In the meantime, what should be done immediately is an all – out effort to educate students about the world’s religions. lt is illegal to teach religion in the schools but not to teach about religion. In other words, it is against the law to indoctrinate students into the faith of a particular religion, but it is not illegal to instruct them on the traditions, customs, social conventions and belief systems of any of the world’s religions. This was made crystal clear in the 1963 Schempp decision that disallowed Bible reading: the court took pains to say that it was not barring the objective presentation of the subject of religion. What this means is that it is not okay to have a true and false test asking students whether Jesus is the Son of God, but it is okay to have a true and false test that asks whether it is a belief among Christians that Jesus is the Son of God.
It would be great if students came to an appreciation of the world’s religions. It would be even greater if students were to learn of the role that religion has played in the formation of the nation’s history. The social functions and historical importance of religious ideas could also be presented. But right now, thanks to intimidating ACLU lawsuits, almost any mention of the word religion is enough to make school administrators run for cover. Even worse, as New York University professor of psychology Paul Vitz has shown, the elementary and secondary school texts are devoid of almost any mention of the role religion has played. Thus everything from the abolitionist movement to the civil rights movement of the 1960s are discussed absent any reference to religion.
Those who are strongly opposed to prayer in the schools, whether initiated by students or teachers, should be expected to support vouchers in the schools. After all, if there were real choices in education, the school prayer issue would soon become moot. lt is outrageous that many of the same people who call themselves pro-choice on abortion are quick to deny students the right to pray in school and are just as defiant in denying choice in education. That they have succeeded in having it both ways may have been true in the past, but given the mood of today’s electorate, the past is not a trusty guide to the future. In any case, those who don’t want prayer in the schools should be expected to put up or shut up on the question of vouchers.
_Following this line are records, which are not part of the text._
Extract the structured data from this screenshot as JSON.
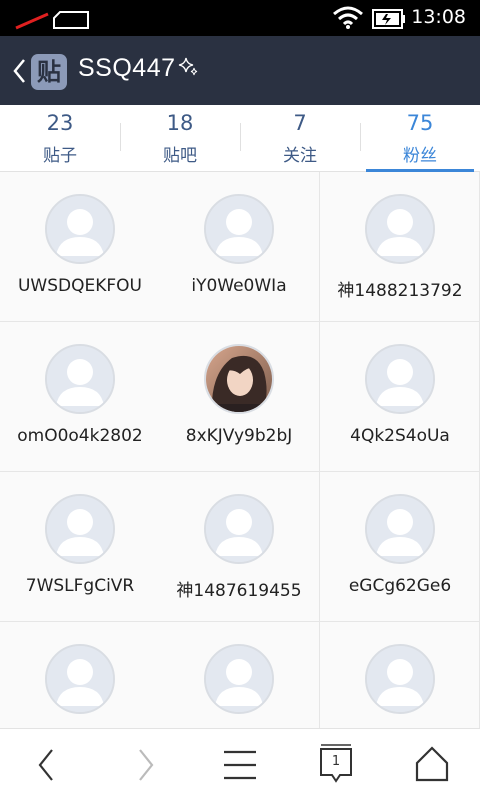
{
  "status_bar": {
    "time": "13:08"
  },
  "header": {
    "logo_text": "贴",
    "title": "SSQ447"
  },
  "tabs": [
    {
      "count": "23",
      "label": "贴子"
    },
    {
      "count": "18",
      "label": "贴吧"
    },
    {
      "count": "7",
      "label": "关注"
    },
    {
      "count": "75",
      "label": "粉丝"
    }
  ],
  "followers": [
    {
      "name": "UWSDQEKFOU",
      "avatar": "default"
    },
    {
      "name": "iY0We0WIa",
      "avatar": "default"
    },
    {
      "name": "神1488213792",
      "avatar": "default"
    },
    {
      "name": "omO0o4k2802",
      "avatar": "default"
    },
    {
      "name": "8xKJVy9b2bJ",
      "avatar": "photo"
    },
    {
      "name": "4Qk2S4oUa",
      "avatar": "default"
    },
    {
      "name": "7WSLFgCiVR",
      "avatar": "default"
    },
    {
      "name": "神1487619455",
      "avatar": "default"
    },
    {
      "name": "eGCg62Ge6",
      "avatar": "default"
    },
    {
      "name": "",
      "avatar": "default"
    },
    {
      "name": "",
      "avatar": "default"
    },
    {
      "name": "",
      "avatar": "default"
    }
  ],
  "bottom_nav": {
    "tab_count": "1"
  },
  "colors": {
    "header_bg": "#2a3141",
    "accent": "#3b86d8",
    "tab_text": "#3e5a86"
  }
}
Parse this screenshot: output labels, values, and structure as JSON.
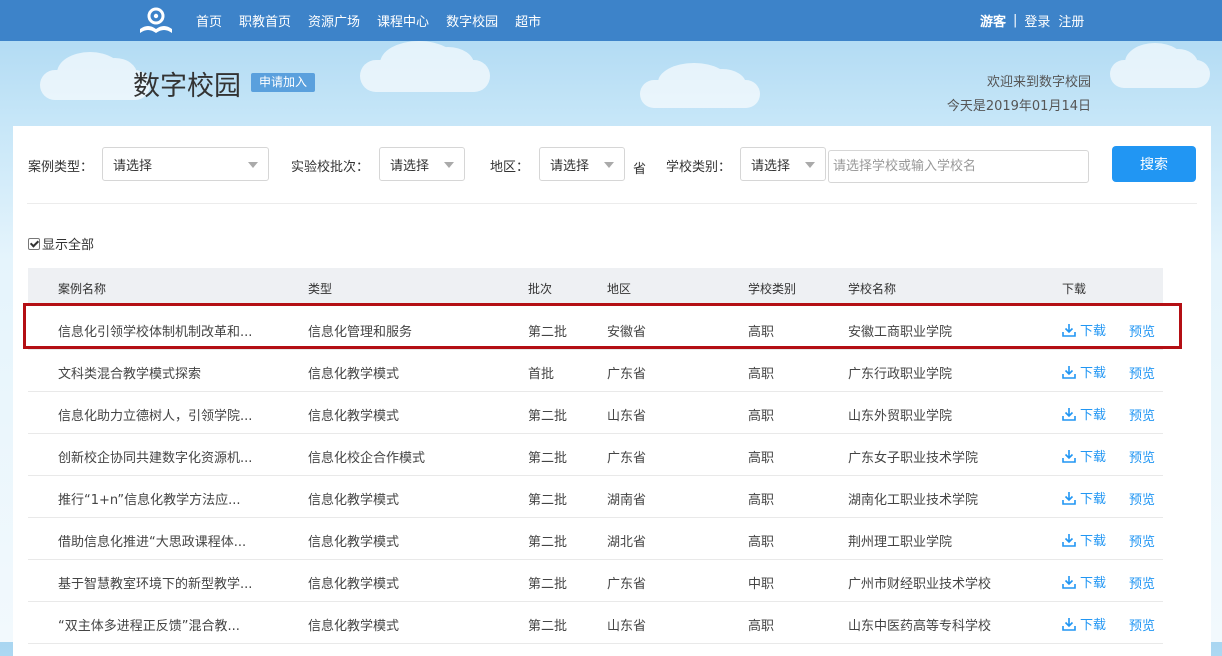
{
  "nav": {
    "items": [
      "首页",
      "职教首页",
      "资源广场",
      "课程中心",
      "数字校园",
      "超市"
    ],
    "guest": "游客",
    "separator": "|",
    "login": "登录",
    "register": "注册"
  },
  "header": {
    "title": "数字校园",
    "apply_label": "申请加入",
    "welcome": "欢迎来到数字校园",
    "today": "今天是2019年01月14日"
  },
  "filters": {
    "case_type_label": "案例类型：",
    "case_type_value": "请选择",
    "batch_label": "实验校批次：",
    "batch_value": "请选择",
    "region_label": "地区：",
    "region_value": "请选择",
    "province_suffix": "省",
    "school_type_label": "学校类别：",
    "school_type_value": "请选择",
    "search_placeholder": "请选择学校或输入学校名",
    "search_label": "搜索"
  },
  "show_all_label": "显示全部",
  "table": {
    "headers": [
      "案例名称",
      "类型",
      "批次",
      "地区",
      "学校类别",
      "学校名称",
      "下载"
    ],
    "download_label": "下载",
    "preview_label": "预览",
    "rows": [
      {
        "name": "信息化引领学校体制机制改革和...",
        "type": "信息化管理和服务",
        "batch": "第二批",
        "region": "安徽省",
        "school_type": "高职",
        "school": "安徽工商职业学院"
      },
      {
        "name": "文科类混合教学模式探索",
        "type": "信息化教学模式",
        "batch": "首批",
        "region": "广东省",
        "school_type": "高职",
        "school": "广东行政职业学院"
      },
      {
        "name": "信息化助力立德树人，引领学院...",
        "type": "信息化教学模式",
        "batch": "第二批",
        "region": "山东省",
        "school_type": "高职",
        "school": "山东外贸职业学院"
      },
      {
        "name": "创新校企协同共建数字化资源机...",
        "type": "信息化校企合作模式",
        "batch": "第二批",
        "region": "广东省",
        "school_type": "高职",
        "school": "广东女子职业技术学院"
      },
      {
        "name": "推行“1+n”信息化教学方法应...",
        "type": "信息化教学模式",
        "batch": "第二批",
        "region": "湖南省",
        "school_type": "高职",
        "school": "湖南化工职业技术学院"
      },
      {
        "name": "借助信息化推进“大思政课程体...",
        "type": "信息化教学模式",
        "batch": "第二批",
        "region": "湖北省",
        "school_type": "高职",
        "school": "荆州理工职业学院"
      },
      {
        "name": "基于智慧教室环境下的新型教学...",
        "type": "信息化教学模式",
        "batch": "第二批",
        "region": "广东省",
        "school_type": "中职",
        "school": "广州市财经职业技术学校"
      },
      {
        "name": "“双主体多进程正反馈”混合教...",
        "type": "信息化教学模式",
        "batch": "第二批",
        "region": "山东省",
        "school_type": "高职",
        "school": "山东中医药高等专科学校"
      }
    ]
  }
}
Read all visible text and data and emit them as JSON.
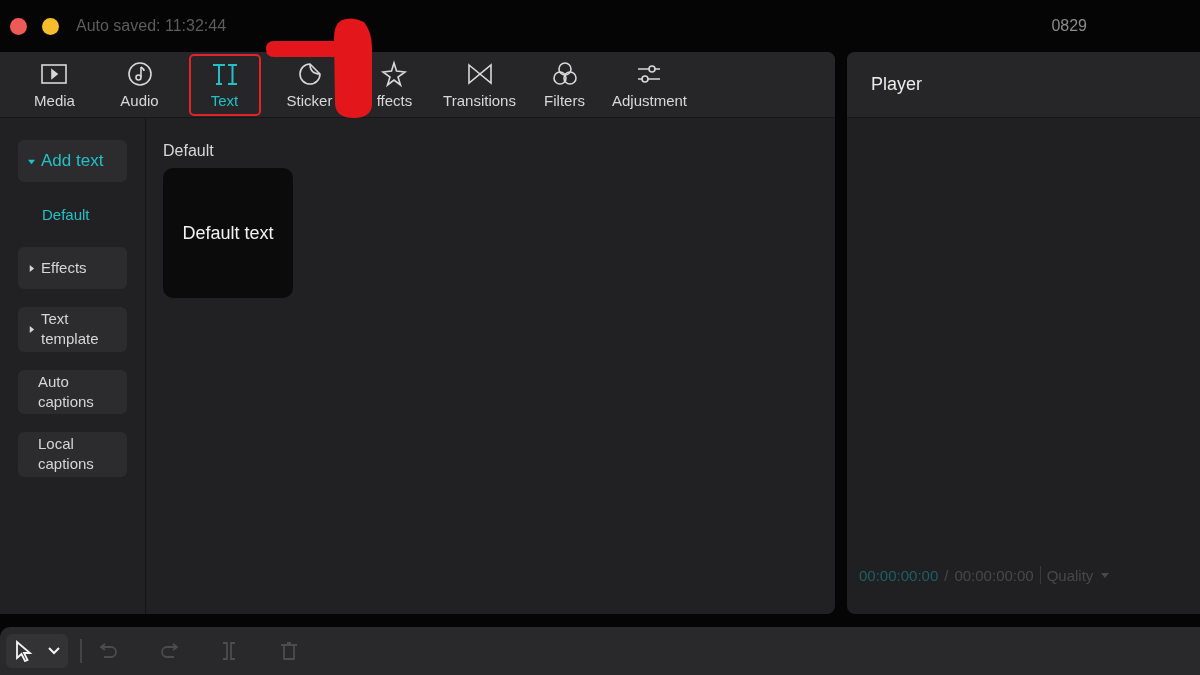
{
  "title_bar": {
    "autosave": "Auto saved: 11:32:44",
    "project": "0829"
  },
  "tabs": [
    {
      "label": "Media",
      "selected": false
    },
    {
      "label": "Audio",
      "selected": false
    },
    {
      "label": "Text",
      "selected": true
    },
    {
      "label": "Sticker",
      "selected": false
    },
    {
      "label": "ffects",
      "selected": false
    },
    {
      "label": "Transitions",
      "selected": false
    },
    {
      "label": "Filters",
      "selected": false
    },
    {
      "label": "Adjustment",
      "selected": false
    }
  ],
  "sidebar": {
    "items": [
      {
        "kind": "group",
        "label": "Add text",
        "expanded": true
      },
      {
        "kind": "sub",
        "label": "Default",
        "selected": true
      },
      {
        "kind": "group",
        "label": "Effects",
        "expanded": false
      },
      {
        "kind": "group",
        "label": "Text template",
        "expanded": false
      },
      {
        "kind": "item",
        "label": "Auto captions"
      },
      {
        "kind": "item",
        "label": "Local captions"
      }
    ]
  },
  "content": {
    "heading": "Default",
    "cards": [
      {
        "label": "Default text"
      }
    ]
  },
  "player": {
    "title": "Player",
    "current_time": "00:00:00:00",
    "separator": "/",
    "total_time": "00:00:00:00",
    "quality": "Quality"
  },
  "toolbar": [
    {
      "kind": "select",
      "disabled": false
    },
    {
      "kind": "undo",
      "disabled": true
    },
    {
      "kind": "redo",
      "disabled": true
    },
    {
      "kind": "split",
      "disabled": true
    },
    {
      "kind": "delete",
      "disabled": true
    }
  ]
}
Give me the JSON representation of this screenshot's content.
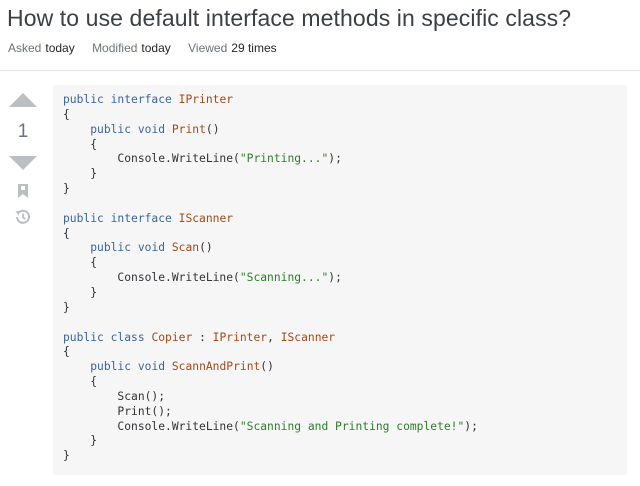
{
  "question": {
    "title": "How to use default interface methods in specific class?",
    "meta": {
      "asked_label": "Asked",
      "asked_value": "today",
      "modified_label": "Modified",
      "modified_value": "today",
      "viewed_label": "Viewed",
      "viewed_value": "29 times"
    },
    "votes": {
      "score": "1"
    },
    "colors": {
      "keyword": "#39659b",
      "type": "#a24a18",
      "string": "#2f7d2a",
      "code_bg": "#f6f6f6"
    },
    "code_lines": [
      [
        [
          "kw",
          "public"
        ],
        [
          "p",
          " "
        ],
        [
          "kw",
          "interface"
        ],
        [
          "p",
          " "
        ],
        [
          "ty",
          "IPrinter"
        ]
      ],
      [
        [
          "p",
          "{"
        ]
      ],
      [
        [
          "p",
          "    "
        ],
        [
          "kw",
          "public"
        ],
        [
          "p",
          " "
        ],
        [
          "kw",
          "void"
        ],
        [
          "p",
          " "
        ],
        [
          "ty",
          "Print"
        ],
        [
          "p",
          "()"
        ]
      ],
      [
        [
          "p",
          "    {"
        ]
      ],
      [
        [
          "p",
          "        Console.WriteLine("
        ],
        [
          "st",
          "\"Printing...\""
        ],
        [
          "p",
          ");"
        ]
      ],
      [
        [
          "p",
          "    }"
        ]
      ],
      [
        [
          "p",
          "}"
        ]
      ],
      [],
      [
        [
          "kw",
          "public"
        ],
        [
          "p",
          " "
        ],
        [
          "kw",
          "interface"
        ],
        [
          "p",
          " "
        ],
        [
          "ty",
          "IScanner"
        ]
      ],
      [
        [
          "p",
          "{"
        ]
      ],
      [
        [
          "p",
          "    "
        ],
        [
          "kw",
          "public"
        ],
        [
          "p",
          " "
        ],
        [
          "kw",
          "void"
        ],
        [
          "p",
          " "
        ],
        [
          "ty",
          "Scan"
        ],
        [
          "p",
          "()"
        ]
      ],
      [
        [
          "p",
          "    {"
        ]
      ],
      [
        [
          "p",
          "        Console.WriteLine("
        ],
        [
          "st",
          "\"Scanning...\""
        ],
        [
          "p",
          ");"
        ]
      ],
      [
        [
          "p",
          "    }"
        ]
      ],
      [
        [
          "p",
          "}"
        ]
      ],
      [],
      [
        [
          "kw",
          "public"
        ],
        [
          "p",
          " "
        ],
        [
          "kw",
          "class"
        ],
        [
          "p",
          " "
        ],
        [
          "ty",
          "Copier"
        ],
        [
          "p",
          " : "
        ],
        [
          "ty",
          "IPrinter"
        ],
        [
          "p",
          ", "
        ],
        [
          "ty",
          "IScanner"
        ]
      ],
      [
        [
          "p",
          "{"
        ]
      ],
      [
        [
          "p",
          "    "
        ],
        [
          "kw",
          "public"
        ],
        [
          "p",
          " "
        ],
        [
          "kw",
          "void"
        ],
        [
          "p",
          " "
        ],
        [
          "ty",
          "ScannAndPrint"
        ],
        [
          "p",
          "()"
        ]
      ],
      [
        [
          "p",
          "    {"
        ]
      ],
      [
        [
          "p",
          "        Scan();"
        ]
      ],
      [
        [
          "p",
          "        Print();"
        ]
      ],
      [
        [
          "p",
          "        Console.WriteLine("
        ],
        [
          "st",
          "\"Scanning and Printing complete!\""
        ],
        [
          "p",
          ");"
        ]
      ],
      [
        [
          "p",
          "    }"
        ]
      ],
      [
        [
          "p",
          "}"
        ]
      ]
    ],
    "icons": {
      "upvote": "upvote-triangle-icon",
      "downvote": "downvote-triangle-icon",
      "bookmark": "bookmark-icon",
      "history": "history-icon"
    }
  }
}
Student-initiated prayers and vouchers are clearly preferable to a school prayer amendment, and that is why the Catholic League can’t get too caught up in tl1e current battle. But if nothing else, the idea of the people taking command of their rights by challenging the wisdom of the judiciary is a very, very pleasant thought. It is hoped that those who helped to create this mess will now assist us in finding a way out of it. They can begin by allowing student-initiated prayer and giving the green light to vouchers. But if the Supreme Court balks on these two measures, we should go for broke and get an amendment that guarantees basic religious speech rights in the public square, the kind of amendment that would bring us back to the point where we were before all this madness began.